Skip to content

On misguided policy decisions and complex choices

A few weeks ago, the Information Bank for Applied Social Science Research at CIDE (BIIACS or Banco de Información para la Investigación Aplicada en Ciencias Sociales, in Spanish) invited me and a few other colleagues to give a talk about how I use spatial analysis in my public policy research. The event took place last Thursday, and I was joined by my colleagues Carlos Vilalta (who studies the spatial and temporal elements of crime), Jaime Sainz (who does spatial analysis in environmental justice and urban expansion issues), and Alfredo Ramirez (who studies urban pricing and rent/buy choices).

Something that struck me very strongly (particularly because I have a very big beef with the way Mexican public policies are designed and implemented) was how Carlos emphasized policy choices in his presentation. He spoke on the beginnings of a macro-theory of crime, and he emphasized something that really hit home with me:
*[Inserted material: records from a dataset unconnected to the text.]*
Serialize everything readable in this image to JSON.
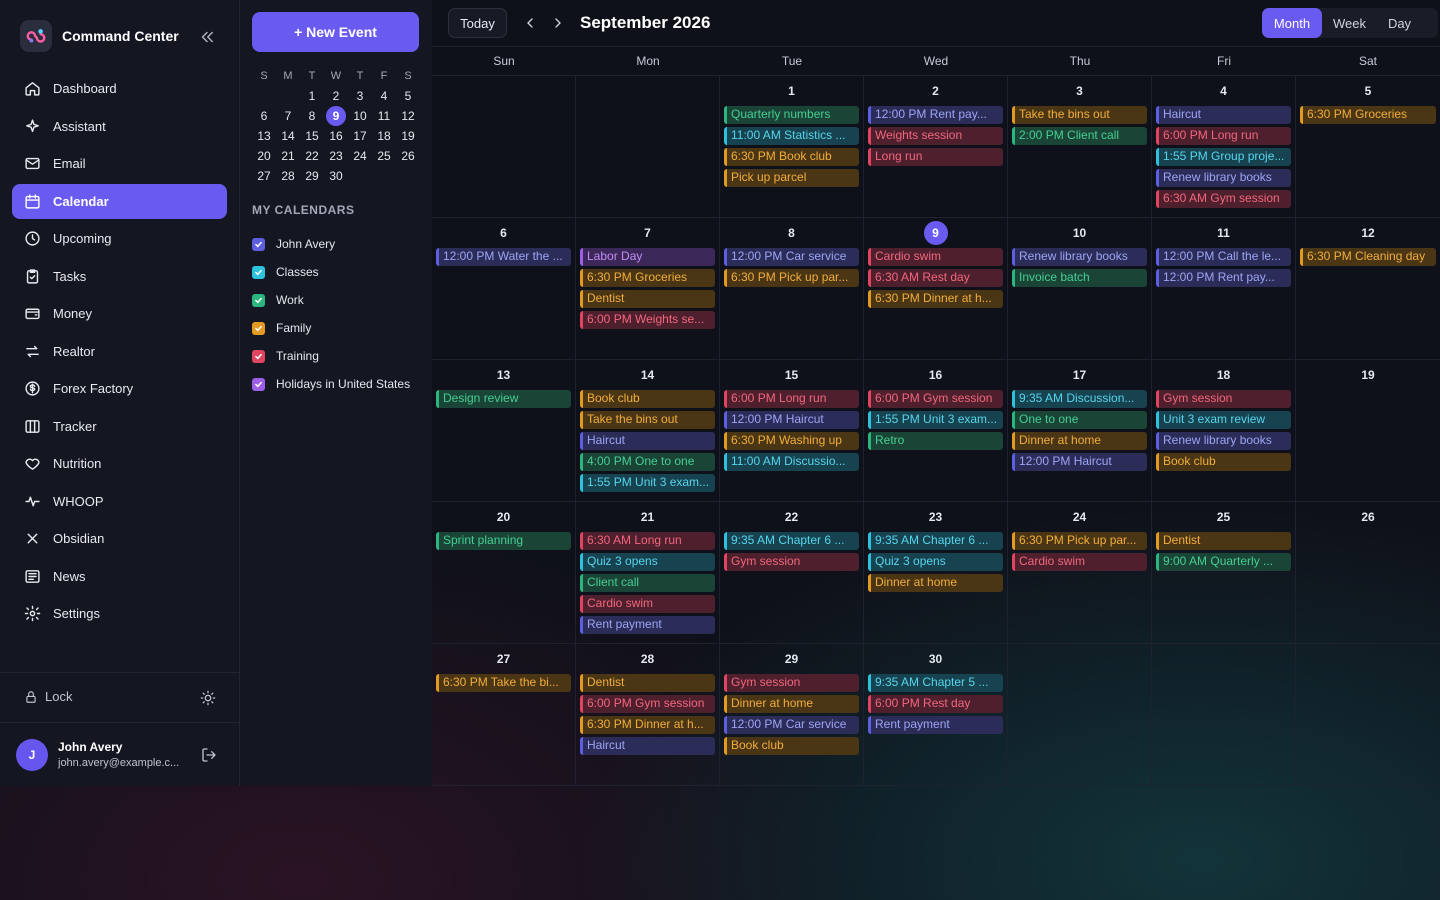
{
  "app": {
    "name": "Command Center"
  },
  "nav": [
    {
      "label": "Dashboard",
      "icon": "home-icon"
    },
    {
      "label": "Assistant",
      "icon": "sparkle-icon"
    },
    {
      "label": "Email",
      "icon": "mail-icon"
    },
    {
      "label": "Calendar",
      "icon": "calendar-icon",
      "active": true
    },
    {
      "label": "Upcoming",
      "icon": "clock-icon"
    },
    {
      "label": "Tasks",
      "icon": "clipboard-icon"
    },
    {
      "label": "Money",
      "icon": "wallet-icon"
    },
    {
      "label": "Realtor",
      "icon": "swap-arrows-icon"
    },
    {
      "label": "Forex Factory",
      "icon": "dollar-circle-icon"
    },
    {
      "label": "Tracker",
      "icon": "columns-icon"
    },
    {
      "label": "Nutrition",
      "icon": "heart-icon"
    },
    {
      "label": "WHOOP",
      "icon": "activity-icon"
    },
    {
      "label": "Obsidian",
      "icon": "x-icon"
    },
    {
      "label": "News",
      "icon": "newspaper-icon"
    },
    {
      "label": "Settings",
      "icon": "gear-icon"
    }
  ],
  "footer": {
    "lock_label": "Lock",
    "user_initial": "J",
    "user_name": "John Avery",
    "user_email": "john.avery@example.c..."
  },
  "new_event_label": "+ New Event",
  "mini_calendar": {
    "day_headers": [
      "S",
      "M",
      "T",
      "W",
      "T",
      "F",
      "S"
    ],
    "weeks": [
      [
        "",
        "",
        "1",
        "2",
        "3",
        "4",
        "5"
      ],
      [
        "6",
        "7",
        "8",
        "9",
        "10",
        "11",
        "12"
      ],
      [
        "13",
        "14",
        "15",
        "16",
        "17",
        "18",
        "19"
      ],
      [
        "20",
        "21",
        "22",
        "23",
        "24",
        "25",
        "26"
      ],
      [
        "27",
        "28",
        "29",
        "30",
        "",
        "",
        ""
      ]
    ],
    "today": "9"
  },
  "my_calendars_title": "MY CALENDARS",
  "calendars": [
    {
      "name": "John Avery",
      "key": "John",
      "color": "#5d5ee0"
    },
    {
      "name": "Classes",
      "key": "Classes",
      "color": "#2ec1dc"
    },
    {
      "name": "Work",
      "key": "Work",
      "color": "#2bb680"
    },
    {
      "name": "Family",
      "key": "Family",
      "color": "#e39a20"
    },
    {
      "name": "Training",
      "key": "Training",
      "color": "#e0445f"
    },
    {
      "name": "Holidays in United States",
      "key": "Holidays",
      "color": "#9d5ee8"
    }
  ],
  "toolbar": {
    "today_label": "Today",
    "month_title": "September 2026",
    "views": [
      "Month",
      "Week",
      "Day"
    ],
    "active_view": "Month"
  },
  "weekdays": [
    "Sun",
    "Mon",
    "Tue",
    "Wed",
    "Thu",
    "Fri",
    "Sat"
  ],
  "today_day": "9",
  "cells": [
    {
      "day": "",
      "events": []
    },
    {
      "day": "",
      "events": []
    },
    {
      "day": "1",
      "events": [
        {
          "t": "Quarterly numbers",
          "c": "Work"
        },
        {
          "t": "11:00 AM Statistics ...",
          "c": "Classes"
        },
        {
          "t": "6:30 PM Book club",
          "c": "Family"
        },
        {
          "t": "Pick up parcel",
          "c": "Family"
        }
      ]
    },
    {
      "day": "2",
      "events": [
        {
          "t": "12:00 PM Rent pay...",
          "c": "John"
        },
        {
          "t": "Weights session",
          "c": "Training"
        },
        {
          "t": "Long run",
          "c": "Training"
        }
      ]
    },
    {
      "day": "3",
      "events": [
        {
          "t": "Take the bins out",
          "c": "Family"
        },
        {
          "t": "2:00 PM Client call",
          "c": "Work"
        }
      ]
    },
    {
      "day": "4",
      "events": [
        {
          "t": "Haircut",
          "c": "John"
        },
        {
          "t": "6:00 PM Long run",
          "c": "Training"
        },
        {
          "t": "1:55 PM Group proje...",
          "c": "Classes"
        },
        {
          "t": "Renew library books",
          "c": "John"
        },
        {
          "t": "6:30 AM Gym session",
          "c": "Training"
        }
      ]
    },
    {
      "day": "5",
      "events": [
        {
          "t": "6:30 PM Groceries",
          "c": "Family"
        }
      ]
    },
    {
      "day": "6",
      "events": [
        {
          "t": "12:00 PM Water the ...",
          "c": "John"
        }
      ]
    },
    {
      "day": "7",
      "events": [
        {
          "t": "Labor Day",
          "c": "Holidays"
        },
        {
          "t": "6:30 PM Groceries",
          "c": "Family"
        },
        {
          "t": "Dentist",
          "c": "Family"
        },
        {
          "t": "6:00 PM Weights se...",
          "c": "Training"
        }
      ]
    },
    {
      "day": "8",
      "events": [
        {
          "t": "12:00 PM Car service",
          "c": "John"
        },
        {
          "t": "6:30 PM Pick up par...",
          "c": "Family"
        }
      ]
    },
    {
      "day": "9",
      "events": [
        {
          "t": "Cardio swim",
          "c": "Training"
        },
        {
          "t": "6:30 AM Rest day",
          "c": "Training"
        },
        {
          "t": "6:30 PM Dinner at h...",
          "c": "Family"
        }
      ]
    },
    {
      "day": "10",
      "events": [
        {
          "t": "Renew library books",
          "c": "John"
        },
        {
          "t": "Invoice batch",
          "c": "Work"
        }
      ]
    },
    {
      "day": "11",
      "events": [
        {
          "t": "12:00 PM Call the le...",
          "c": "John"
        },
        {
          "t": "12:00 PM Rent pay...",
          "c": "John"
        }
      ]
    },
    {
      "day": "12",
      "events": [
        {
          "t": "6:30 PM Cleaning day",
          "c": "Family"
        }
      ]
    },
    {
      "day": "13",
      "events": [
        {
          "t": "Design review",
          "c": "Work"
        }
      ]
    },
    {
      "day": "14",
      "events": [
        {
          "t": "Book club",
          "c": "Family"
        },
        {
          "t": "Take the bins out",
          "c": "Family"
        },
        {
          "t": "Haircut",
          "c": "John"
        },
        {
          "t": "4:00 PM One to one",
          "c": "Work"
        },
        {
          "t": "1:55 PM Unit 3 exam...",
          "c": "Classes"
        }
      ]
    },
    {
      "day": "15",
      "events": [
        {
          "t": "6:00 PM Long run",
          "c": "Training"
        },
        {
          "t": "12:00 PM Haircut",
          "c": "John"
        },
        {
          "t": "6:30 PM Washing up",
          "c": "Family"
        },
        {
          "t": "11:00 AM Discussio...",
          "c": "Classes"
        }
      ]
    },
    {
      "day": "16",
      "events": [
        {
          "t": "6:00 PM Gym session",
          "c": "Training"
        },
        {
          "t": "1:55 PM Unit 3 exam...",
          "c": "Classes"
        },
        {
          "t": "Retro",
          "c": "Work"
        }
      ]
    },
    {
      "day": "17",
      "events": [
        {
          "t": "9:35 AM Discussion...",
          "c": "Classes"
        },
        {
          "t": "One to one",
          "c": "Work"
        },
        {
          "t": "Dinner at home",
          "c": "Family"
        },
        {
          "t": "12:00 PM Haircut",
          "c": "John"
        }
      ]
    },
    {
      "day": "18",
      "events": [
        {
          "t": "Gym session",
          "c": "Training"
        },
        {
          "t": "Unit 3 exam review",
          "c": "Classes"
        },
        {
          "t": "Renew library books",
          "c": "John"
        },
        {
          "t": "Book club",
          "c": "Family"
        }
      ]
    },
    {
      "day": "19",
      "events": []
    },
    {
      "day": "20",
      "events": [
        {
          "t": "Sprint planning",
          "c": "Work"
        }
      ]
    },
    {
      "day": "21",
      "events": [
        {
          "t": "6:30 AM Long run",
          "c": "Training"
        },
        {
          "t": "Quiz 3 opens",
          "c": "Classes"
        },
        {
          "t": "Client call",
          "c": "Work"
        },
        {
          "t": "Cardio swim",
          "c": "Training"
        },
        {
          "t": "Rent payment",
          "c": "John"
        }
      ]
    },
    {
      "day": "22",
      "events": [
        {
          "t": "9:35 AM Chapter 6 ...",
          "c": "Classes"
        },
        {
          "t": "Gym session",
          "c": "Training"
        }
      ]
    },
    {
      "day": "23",
      "events": [
        {
          "t": "9:35 AM Chapter 6 ...",
          "c": "Classes"
        },
        {
          "t": "Quiz 3 opens",
          "c": "Classes"
        },
        {
          "t": "Dinner at home",
          "c": "Family"
        }
      ]
    },
    {
      "day": "24",
      "events": [
        {
          "t": "6:30 PM Pick up par...",
          "c": "Family"
        },
        {
          "t": "Cardio swim",
          "c": "Training"
        }
      ]
    },
    {
      "day": "25",
      "events": [
        {
          "t": "Dentist",
          "c": "Family"
        },
        {
          "t": "9:00 AM Quarterly ...",
          "c": "Work"
        }
      ]
    },
    {
      "day": "26",
      "events": []
    },
    {
      "day": "27",
      "events": [
        {
          "t": "6:30 PM Take the bi...",
          "c": "Family"
        }
      ]
    },
    {
      "day": "28",
      "events": [
        {
          "t": "Dentist",
          "c": "Family"
        },
        {
          "t": "6:00 PM Gym session",
          "c": "Training"
        },
        {
          "t": "6:30 PM Dinner at h...",
          "c": "Family"
        },
        {
          "t": "Haircut",
          "c": "John"
        }
      ]
    },
    {
      "day": "29",
      "events": [
        {
          "t": "Gym session",
          "c": "Training"
        },
        {
          "t": "Dinner at home",
          "c": "Family"
        },
        {
          "t": "12:00 PM Car service",
          "c": "John"
        },
        {
          "t": "Book club",
          "c": "Family"
        }
      ]
    },
    {
      "day": "30",
      "events": [
        {
          "t": "9:35 AM Chapter 5 ...",
          "c": "Classes"
        },
        {
          "t": "6:00 PM Rest day",
          "c": "Training"
        },
        {
          "t": "Rent payment",
          "c": "John"
        }
      ]
    },
    {
      "day": "",
      "events": []
    },
    {
      "day": "",
      "events": []
    },
    {
      "day": "",
      "events": []
    }
  ]
}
Crime and fear of crime caused costs and damages for 25.4 billion USD in 2012. Yet, the federal government will spend this 2014, approximately 190 million USD in social crime prevention policy versus almost 1 billion USD for the functioning of the National Institute of Elections (INE) and the financing of political parties – in a year with no federal elections.

What Carlos highlights here is something that has made my blood boil for decades, ever since I decided that I wanted to be a public policy scholar. The absolute mismatch between policy objectives and the sheer idiocy behind policy decisions. As Carlos indicates, why on Earth do you want to spend 1 billion USD for an institute that coordinates elections in a non-electoral year? Why not focus on, oh well say, poverty alleviation? Or crime prevention strategies? Or water infrastructure?

That stupid policy decisions are made in Mexico just as much as in other countries is true. In Canada, in my former province, Christy Clark (the Premier of British Columbia and someone whose policy decisions I’ve criticized for a long time now) increased her cabinet’s salaries (already hefty) by 18% while getting into stupid fights with BC teachers on issues of salaries and educational infrastructure.

But this doesn’t make me happy. I am not happy that misguided policy decisions occur worldwide. I’m appalled that we have so many talented scholars of corruption, of public policy analysis, and yet governments keep doing what they do without any regard for whether their policies are sound and whether their analyses are robust. It’s frustrating and I have no idea how to change this. I have always set my faith in the third sector, civil society, to correct governmental failures. But we need a galvanized, active civil society AND perhaps it’s high time we, academics who know how to design proper policy, get involved in activism.

You can share this blog post on the following social networks by clicking on their icon.

Posted in comparative public policy.

Tagged with .

0 Responses

Stay in touch with the conversation, subscribe to the RSS feed for comments on this post.

Some HTML is OK

or, reply to this post via trackback.